The voice of Thunderpussy pulls back the curtain on the Seattle-filmed sci-fi musical, which screens at the Northwest Film Forum this weekend.
Molly Sides is best known as the larger-than-life lead singer of iconic Seattle rock group Thunderpussy. In Danger Diva she plays the even larger Devi Danger—a rock singer whose cybernetically enhanced talents make her an unwitting tool for some real evil tech billionaire types. The sci-fi musical—directed by Robert McGinley (Shredder Orpheus, Jimmy Zip) and shot entirely in Seattle—begins a new October theatrical run at Grand Illusion Cinema. But first, Northwest Film Forum hosts a special screening of the film followed by the premiere of Thunderpussy Live at the Egyptian.
A life-long performer, Sides chats about the challenges in making a feature-length versus performing on stage with her band, and the ways she’s definitely not like her Danger Divacharacter.
Was it weird watching yourself play someone else when the film premiered back in April?
Yes, very. We did a special event at the Egyptian and Thunderpussy played afterwards. But I was like, “I don’t think I can watch this.” I hadn’t seen it before. So for the event I thought I’d just sneak in before we had to play. But everyone said I had to watch it. My mom was there. The whole event felt so warm. So after I few moments I was like okay, this is fun. It’s a fun event. Everyone who was a part of the film was so awesome.
Did it take much convincing for you to do a feature-length?

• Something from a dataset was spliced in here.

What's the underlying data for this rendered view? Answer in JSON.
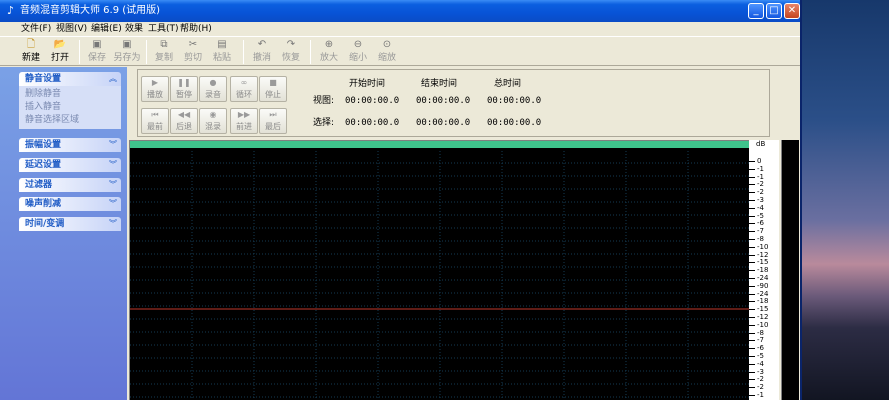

At the time I was interested in a new challenge. I grew up doing musical theater, and I’d always wanted to be in a film. I’ve done little commercials here and there. I’ve done a lot more choreographing and staging for music videos and commercials because I love being able to frame things. But I really did want to be in a feature-length. I miss acting, kind of disappearing into the different character cloak.
In what ways is performing with a cast and crew different than getting up on stage and performing with your band?
No matter when you share something, you’re giving a part of yourself. I feel like that every time I go on stage, it’s a different day, I have a different emotion. With the film, I really was embodying the intensity of Devi every day. On stage when we perform as Thunderpussy every night is so different because of the crowd. You’re playing off of so many elements.
Sounds like it could be draining to step into such an intense character every day.
It was fun, even with the pure exhaustion of 12, 14, 16 hour shooting days. It would have been a different story with a different crew, if the crew was shitty or unhappy. But every day, people were in it together. Robert was so excited. I didn’t want to let anyone down.
Are there ways in which you’re specifically not like Devi?
Definitely. Devi is always feisty and really stubborn. She’s constantly trying to stimulate herself. I’m trying to find ways not to do that. I’m not always an extrovert. But there were definitely days during shooting when I was just like “Oh there’s Molly.” We shot pretty much every day for the month of August, so I really didn’t feel much divide. I’d go home, take a really long shower to get all the dried blood off my body. Then I’d go to bed, wake up, do it again.
You covered in blood notwithstanding, any life imitates art moments?
Well, the love interest in the band is the drummer. And at that time we didn’t have a drummer. And we were playing with different drummers to see who vibes the best with us. So it was kind of perfect timing and strange that we shot the movie during that time too.
Was it fun shooting around Seattle?
It was really fun shooting around Seattle. Especially the SoDo area. The cast and the crew were Seattle. That was the coolest part about this project. Seeing the production team, the art team, the actors, the dancers, everybody. All Seattle. When all these people can come together it’s an explosion. It was great to see Seattle in a different light. And also through the lens of Robert, who filmed his first movie here in the ’80s. What a gift! People stay and are still creating in this city.
Any secret plans to hang up the mic and act full time?
My priority is definitely the band. That’s important to me. They’re my family. With that said, if I can make movies and make music and tour and shoot the same, that would be a dream come true.
‘Danger Diva:’ Local Sightings Edition
Sept 29, Northwest Film Forum, $12